App and web page records:
------------------------

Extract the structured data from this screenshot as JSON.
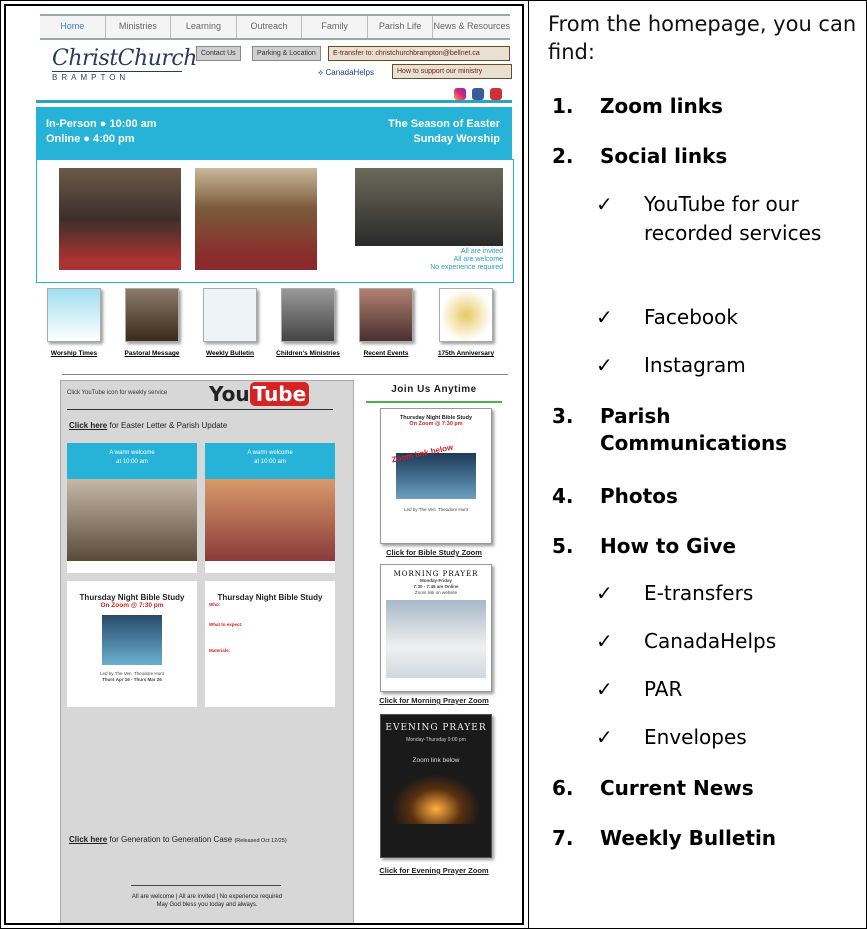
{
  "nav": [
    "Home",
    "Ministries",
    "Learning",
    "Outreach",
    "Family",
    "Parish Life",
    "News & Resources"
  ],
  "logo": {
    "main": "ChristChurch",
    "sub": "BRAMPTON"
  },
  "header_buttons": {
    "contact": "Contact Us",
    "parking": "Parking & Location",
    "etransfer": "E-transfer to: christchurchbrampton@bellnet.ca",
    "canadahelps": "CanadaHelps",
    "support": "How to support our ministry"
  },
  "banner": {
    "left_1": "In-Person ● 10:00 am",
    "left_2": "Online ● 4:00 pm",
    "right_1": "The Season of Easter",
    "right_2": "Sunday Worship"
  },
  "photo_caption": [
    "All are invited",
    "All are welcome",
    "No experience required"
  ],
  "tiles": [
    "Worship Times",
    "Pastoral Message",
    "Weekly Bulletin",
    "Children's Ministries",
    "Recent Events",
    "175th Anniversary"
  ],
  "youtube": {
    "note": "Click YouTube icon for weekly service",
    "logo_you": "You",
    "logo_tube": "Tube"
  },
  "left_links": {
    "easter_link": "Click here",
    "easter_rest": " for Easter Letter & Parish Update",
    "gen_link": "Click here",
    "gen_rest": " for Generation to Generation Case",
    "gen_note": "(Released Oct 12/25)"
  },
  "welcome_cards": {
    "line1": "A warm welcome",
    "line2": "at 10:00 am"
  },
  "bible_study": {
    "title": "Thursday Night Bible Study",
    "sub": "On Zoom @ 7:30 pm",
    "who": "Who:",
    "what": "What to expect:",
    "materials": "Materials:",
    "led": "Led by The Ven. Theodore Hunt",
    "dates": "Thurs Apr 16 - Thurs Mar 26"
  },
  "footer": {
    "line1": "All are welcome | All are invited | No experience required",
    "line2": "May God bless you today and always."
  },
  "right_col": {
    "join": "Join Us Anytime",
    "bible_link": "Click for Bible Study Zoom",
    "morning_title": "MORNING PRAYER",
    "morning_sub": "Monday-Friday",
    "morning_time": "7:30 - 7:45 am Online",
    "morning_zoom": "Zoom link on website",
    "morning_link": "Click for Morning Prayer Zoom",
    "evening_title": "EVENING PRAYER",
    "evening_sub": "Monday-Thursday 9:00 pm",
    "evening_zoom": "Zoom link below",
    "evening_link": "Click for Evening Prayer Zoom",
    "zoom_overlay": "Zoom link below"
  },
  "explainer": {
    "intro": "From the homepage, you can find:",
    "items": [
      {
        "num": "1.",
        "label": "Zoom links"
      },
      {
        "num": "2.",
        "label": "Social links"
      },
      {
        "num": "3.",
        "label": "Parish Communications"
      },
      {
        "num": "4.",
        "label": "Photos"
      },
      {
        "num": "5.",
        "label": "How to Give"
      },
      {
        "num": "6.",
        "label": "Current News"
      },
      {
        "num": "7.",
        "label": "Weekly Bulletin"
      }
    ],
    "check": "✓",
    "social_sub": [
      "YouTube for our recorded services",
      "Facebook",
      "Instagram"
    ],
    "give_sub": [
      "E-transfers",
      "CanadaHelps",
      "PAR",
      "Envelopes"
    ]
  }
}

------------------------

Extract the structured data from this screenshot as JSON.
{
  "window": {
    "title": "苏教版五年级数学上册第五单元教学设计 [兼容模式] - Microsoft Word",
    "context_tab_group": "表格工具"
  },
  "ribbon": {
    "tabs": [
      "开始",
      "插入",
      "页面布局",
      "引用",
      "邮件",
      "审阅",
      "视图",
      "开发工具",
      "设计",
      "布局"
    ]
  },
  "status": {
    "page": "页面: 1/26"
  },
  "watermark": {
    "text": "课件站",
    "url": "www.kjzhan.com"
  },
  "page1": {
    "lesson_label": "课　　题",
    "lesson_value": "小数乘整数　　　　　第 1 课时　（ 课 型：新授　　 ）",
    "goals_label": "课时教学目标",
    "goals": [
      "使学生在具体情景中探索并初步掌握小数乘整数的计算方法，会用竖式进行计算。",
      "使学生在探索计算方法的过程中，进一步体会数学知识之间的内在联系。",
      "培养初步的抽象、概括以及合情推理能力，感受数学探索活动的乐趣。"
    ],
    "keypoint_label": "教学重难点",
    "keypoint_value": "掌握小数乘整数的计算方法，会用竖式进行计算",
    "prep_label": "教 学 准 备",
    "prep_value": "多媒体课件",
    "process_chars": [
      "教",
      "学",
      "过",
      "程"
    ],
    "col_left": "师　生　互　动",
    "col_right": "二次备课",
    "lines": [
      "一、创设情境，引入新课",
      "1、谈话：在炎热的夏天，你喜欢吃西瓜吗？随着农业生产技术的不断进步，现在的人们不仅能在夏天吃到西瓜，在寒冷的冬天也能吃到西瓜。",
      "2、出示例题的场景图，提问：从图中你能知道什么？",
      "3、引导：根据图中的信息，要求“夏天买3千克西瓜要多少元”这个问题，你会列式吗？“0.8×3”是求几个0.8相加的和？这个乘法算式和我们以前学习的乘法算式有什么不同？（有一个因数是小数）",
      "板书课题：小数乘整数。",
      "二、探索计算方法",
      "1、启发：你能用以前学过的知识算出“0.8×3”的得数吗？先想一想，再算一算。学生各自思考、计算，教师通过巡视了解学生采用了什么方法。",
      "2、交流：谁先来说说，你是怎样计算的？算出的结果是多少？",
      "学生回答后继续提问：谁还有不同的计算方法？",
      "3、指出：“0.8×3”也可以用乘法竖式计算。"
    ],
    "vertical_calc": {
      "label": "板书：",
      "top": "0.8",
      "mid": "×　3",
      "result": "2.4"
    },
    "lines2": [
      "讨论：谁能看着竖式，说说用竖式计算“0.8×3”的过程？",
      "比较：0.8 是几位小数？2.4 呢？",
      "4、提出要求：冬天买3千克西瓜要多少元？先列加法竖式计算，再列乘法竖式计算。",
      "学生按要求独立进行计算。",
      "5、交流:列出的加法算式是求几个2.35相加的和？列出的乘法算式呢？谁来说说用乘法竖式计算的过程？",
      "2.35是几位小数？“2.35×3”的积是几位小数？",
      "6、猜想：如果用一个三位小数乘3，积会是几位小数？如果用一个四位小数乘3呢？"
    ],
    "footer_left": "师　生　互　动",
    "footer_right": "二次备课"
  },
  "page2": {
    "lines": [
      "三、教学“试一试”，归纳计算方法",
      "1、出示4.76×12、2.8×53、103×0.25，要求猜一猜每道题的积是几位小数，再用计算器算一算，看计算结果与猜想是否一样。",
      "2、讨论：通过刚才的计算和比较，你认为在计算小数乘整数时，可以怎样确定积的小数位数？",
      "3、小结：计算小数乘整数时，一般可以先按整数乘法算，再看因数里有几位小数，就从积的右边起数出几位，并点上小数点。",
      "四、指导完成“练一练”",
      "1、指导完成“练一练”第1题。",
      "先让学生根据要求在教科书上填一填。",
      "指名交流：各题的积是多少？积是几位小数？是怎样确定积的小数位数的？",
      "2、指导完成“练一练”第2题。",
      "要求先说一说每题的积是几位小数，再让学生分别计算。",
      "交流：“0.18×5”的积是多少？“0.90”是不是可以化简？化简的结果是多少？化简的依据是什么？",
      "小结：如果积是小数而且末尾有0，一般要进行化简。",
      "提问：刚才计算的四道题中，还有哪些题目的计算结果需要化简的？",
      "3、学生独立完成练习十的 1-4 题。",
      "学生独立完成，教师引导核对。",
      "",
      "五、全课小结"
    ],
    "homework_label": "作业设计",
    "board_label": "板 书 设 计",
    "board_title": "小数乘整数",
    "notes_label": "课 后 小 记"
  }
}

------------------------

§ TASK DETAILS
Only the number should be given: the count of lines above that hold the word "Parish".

§ RESULT FOR THIS TASK
3